◆ Entries supplied:
####################

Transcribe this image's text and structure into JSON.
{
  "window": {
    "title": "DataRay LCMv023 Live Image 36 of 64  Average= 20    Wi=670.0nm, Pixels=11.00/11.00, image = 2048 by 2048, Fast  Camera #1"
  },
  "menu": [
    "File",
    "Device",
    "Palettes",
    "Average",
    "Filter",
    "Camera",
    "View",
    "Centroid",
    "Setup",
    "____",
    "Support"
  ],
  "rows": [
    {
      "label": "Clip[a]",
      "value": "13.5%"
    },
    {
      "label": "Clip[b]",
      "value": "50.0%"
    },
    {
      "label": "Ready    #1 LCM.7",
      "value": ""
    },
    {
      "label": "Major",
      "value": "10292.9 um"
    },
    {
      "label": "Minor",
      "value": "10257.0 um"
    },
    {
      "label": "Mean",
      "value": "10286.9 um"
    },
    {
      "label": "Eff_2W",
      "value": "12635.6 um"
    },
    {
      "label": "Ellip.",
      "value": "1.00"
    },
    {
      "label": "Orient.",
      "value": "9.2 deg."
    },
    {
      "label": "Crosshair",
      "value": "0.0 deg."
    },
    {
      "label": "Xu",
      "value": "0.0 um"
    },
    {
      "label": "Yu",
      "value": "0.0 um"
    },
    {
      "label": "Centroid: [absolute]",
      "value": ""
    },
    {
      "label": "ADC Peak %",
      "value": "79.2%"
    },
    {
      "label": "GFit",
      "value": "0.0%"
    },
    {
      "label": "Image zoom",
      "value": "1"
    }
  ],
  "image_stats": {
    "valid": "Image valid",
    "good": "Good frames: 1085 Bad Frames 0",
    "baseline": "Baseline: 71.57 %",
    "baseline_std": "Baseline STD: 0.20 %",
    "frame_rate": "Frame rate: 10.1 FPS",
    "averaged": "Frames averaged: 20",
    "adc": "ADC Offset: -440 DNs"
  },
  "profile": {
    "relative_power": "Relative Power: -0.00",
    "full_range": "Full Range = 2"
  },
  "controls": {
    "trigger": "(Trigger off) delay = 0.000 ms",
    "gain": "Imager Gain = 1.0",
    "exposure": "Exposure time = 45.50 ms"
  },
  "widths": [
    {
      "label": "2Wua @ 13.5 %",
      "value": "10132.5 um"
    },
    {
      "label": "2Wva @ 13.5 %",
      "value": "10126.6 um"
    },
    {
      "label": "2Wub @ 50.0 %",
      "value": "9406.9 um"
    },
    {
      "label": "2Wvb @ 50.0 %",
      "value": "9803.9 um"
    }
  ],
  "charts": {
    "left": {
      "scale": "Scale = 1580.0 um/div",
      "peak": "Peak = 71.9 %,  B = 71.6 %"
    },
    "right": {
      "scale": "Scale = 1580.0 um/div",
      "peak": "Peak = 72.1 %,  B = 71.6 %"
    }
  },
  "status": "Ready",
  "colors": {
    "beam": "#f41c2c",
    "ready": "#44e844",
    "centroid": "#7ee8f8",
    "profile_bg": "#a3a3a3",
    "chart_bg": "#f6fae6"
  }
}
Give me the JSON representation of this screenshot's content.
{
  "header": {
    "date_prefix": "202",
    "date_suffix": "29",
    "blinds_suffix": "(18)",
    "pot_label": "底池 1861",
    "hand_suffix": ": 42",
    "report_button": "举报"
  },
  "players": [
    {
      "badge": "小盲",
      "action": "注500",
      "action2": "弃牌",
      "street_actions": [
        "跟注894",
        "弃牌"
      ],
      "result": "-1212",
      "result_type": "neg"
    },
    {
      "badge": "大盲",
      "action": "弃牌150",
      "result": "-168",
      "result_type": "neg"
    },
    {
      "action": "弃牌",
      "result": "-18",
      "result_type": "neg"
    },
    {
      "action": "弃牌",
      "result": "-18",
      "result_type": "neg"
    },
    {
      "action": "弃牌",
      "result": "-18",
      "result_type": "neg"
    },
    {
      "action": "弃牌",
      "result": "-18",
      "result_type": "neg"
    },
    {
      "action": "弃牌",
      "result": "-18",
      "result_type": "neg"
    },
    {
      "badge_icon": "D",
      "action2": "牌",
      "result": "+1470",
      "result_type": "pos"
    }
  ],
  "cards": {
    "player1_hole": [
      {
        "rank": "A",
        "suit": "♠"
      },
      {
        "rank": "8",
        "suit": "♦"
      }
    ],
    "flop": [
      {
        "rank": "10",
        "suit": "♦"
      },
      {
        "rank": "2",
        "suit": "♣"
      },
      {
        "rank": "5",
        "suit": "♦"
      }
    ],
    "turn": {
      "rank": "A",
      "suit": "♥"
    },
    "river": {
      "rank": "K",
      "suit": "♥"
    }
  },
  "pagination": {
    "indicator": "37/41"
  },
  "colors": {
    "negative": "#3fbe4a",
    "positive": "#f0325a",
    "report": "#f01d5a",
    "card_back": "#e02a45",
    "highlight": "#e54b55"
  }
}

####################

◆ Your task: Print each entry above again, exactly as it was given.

◆ Reply:
Transcribe this image's text and structure into JSON.
{
  "window": {
    "title": "DataRay LCMv023 Live Image 36 of 64  Average= 20    Wi=670.0nm, Pixels=11.00/11.00, image = 2048 by 2048, Fast  Camera #1"
  },
  "menu": [
    "File",
    "Device",
    "Palettes",
    "Average",
    "Filter",
    "Camera",
    "View",
    "Centroid",
    "Setup",
    "____",
    "Support"
  ],
  "rows": [
    {
      "label": "Clip[a]",
      "value": "13.5%"
    },
    {
      "label": "Clip[b]",
      "value": "50.0%"
    },
    {
      "label": "Ready    #1 LCM.7",
      "value": ""
    },
    {
      "label": "Major",
      "value": "10292.9 um"
    },
    {
      "label": "Minor",
      "value": "10257.0 um"
    },
    {
      "label": "Mean",
      "value": "10286.9 um"
    },
    {
      "label": "Eff_2W",
      "value": "12635.6 um"
    },
    {
      "label": "Ellip.",
      "value": "1.00"
    },
    {
      "label": "Orient.",
      "value": "9.2 deg."
    },
    {
      "label": "Crosshair",
      "value": "0.0 deg."
    },
    {
      "label": "Xu",
      "value": "0.0 um"
    },
    {
      "label": "Yu",
      "value": "0.0 um"
    },
    {
      "label": "Centroid: [absolute]",
      "value": ""
    },
    {
      "label": "ADC Peak %",
      "value": "79.2%"
    },
    {
      "label": "GFit",
      "value": "0.0%"
    },
    {
      "label": "Image zoom",
      "value": "1"
    }
  ],
  "image_stats": {
    "valid": "Image valid",
    "good": "Good frames: 1085 Bad Frames 0",
    "baseline": "Baseline: 71.57 %",
    "baseline_std": "Baseline STD: 0.20 %",
    "frame_rate": "Frame rate: 10.1 FPS",
    "averaged": "Frames averaged: 20",
    "adc": "ADC Offset: -440 DNs"
  },
  "profile": {
    "relative_power": "Relative Power: -0.00",
    "full_range": "Full Range = 2"
  },
  "controls": {
    "trigger": "(Trigger off) delay = 0.000 ms",
    "gain": "Imager Gain = 1.0",
    "exposure": "Exposure time = 45.50 ms"
  },
  "widths": [
    {
      "label": "2Wua @ 13.5 %",
      "value": "10132.5 um"
    },
    {
      "label": "2Wva @ 13.5 %",
      "value": "10126.6 um"
    },
    {
      "label": "2Wub @ 50.0 %",
      "value": "9406.9 um"
    },
    {
      "label": "2Wvb @ 50.0 %",
      "value": "9803.9 um"
    }
  ],
  "charts": {
    "left": {
      "scale": "Scale = 1580.0 um/div",
      "peak": "Peak = 71.9 %,  B = 71.6 %"
    },
    "right": {
      "scale": "Scale = 1580.0 um/div",
      "peak": "Peak = 72.1 %,  B = 71.6 %"
    }
  },
  "status": "Ready",
  "colors": {
    "beam": "#f41c2c",
    "ready": "#44e844",
    "centroid": "#7ee8f8",
    "profile_bg": "#a3a3a3",
    "chart_bg": "#f6fae6"
  }
}
Give me the JSON representation of this screenshot's content.
{
  "header": {
    "date_prefix": "202",
    "date_suffix": "29",
    "blinds_suffix": "(18)",
    "pot_label": "底池 1861",
    "hand_suffix": ": 42",
    "report_button": "举报"
  },
  "players": [
    {
      "badge": "小盲",
      "action": "注500",
      "action2": "弃牌",
      "street_actions": [
        "跟注894",
        "弃牌"
      ],
      "result": "-1212",
      "result_type": "neg"
    },
    {
      "badge": "大盲",
      "action": "弃牌150",
      "result": "-168",
      "result_type": "neg"
    },
    {
      "action": "弃牌",
      "result": "-18",
      "result_type": "neg"
    },
    {
      "action": "弃牌",
      "result": "-18",
      "result_type": "neg"
    },
    {
      "action": "弃牌",
      "result": "-18",
      "result_type": "neg"
    },
    {
      "action": "弃牌",
      "result": "-18",
      "result_type": "neg"
    },
    {
      "action": "弃牌",
      "result": "-18",
      "result_type": "neg"
    },
    {
      "badge_icon": "D",
      "action2": "牌",
      "result": "+1470",
      "result_type": "pos"
    }
  ],
  "cards": {
    "player1_hole": [
      {
        "rank": "A",
        "suit": "♠"
      },
      {
        "rank": "8",
        "suit": "♦"
      }
    ],
    "flop": [
      {
        "rank": "10",
        "suit": "♦"
      },
      {
        "rank": "2",
        "suit": "♣"
      },
      {
        "rank": "5",
        "suit": "♦"
      }
    ],
    "turn": {
      "rank": "A",
      "suit": "♥"
    },
    "river": {
      "rank": "K",
      "suit": "♥"
    }
  },
  "pagination": {
    "indicator": "37/41"
  },
  "colors": {
    "negative": "#3fbe4a",
    "positive": "#f0325a",
    "report": "#f01d5a",
    "card_back": "#e02a45",
    "highlight": "#e54b55"
  }
}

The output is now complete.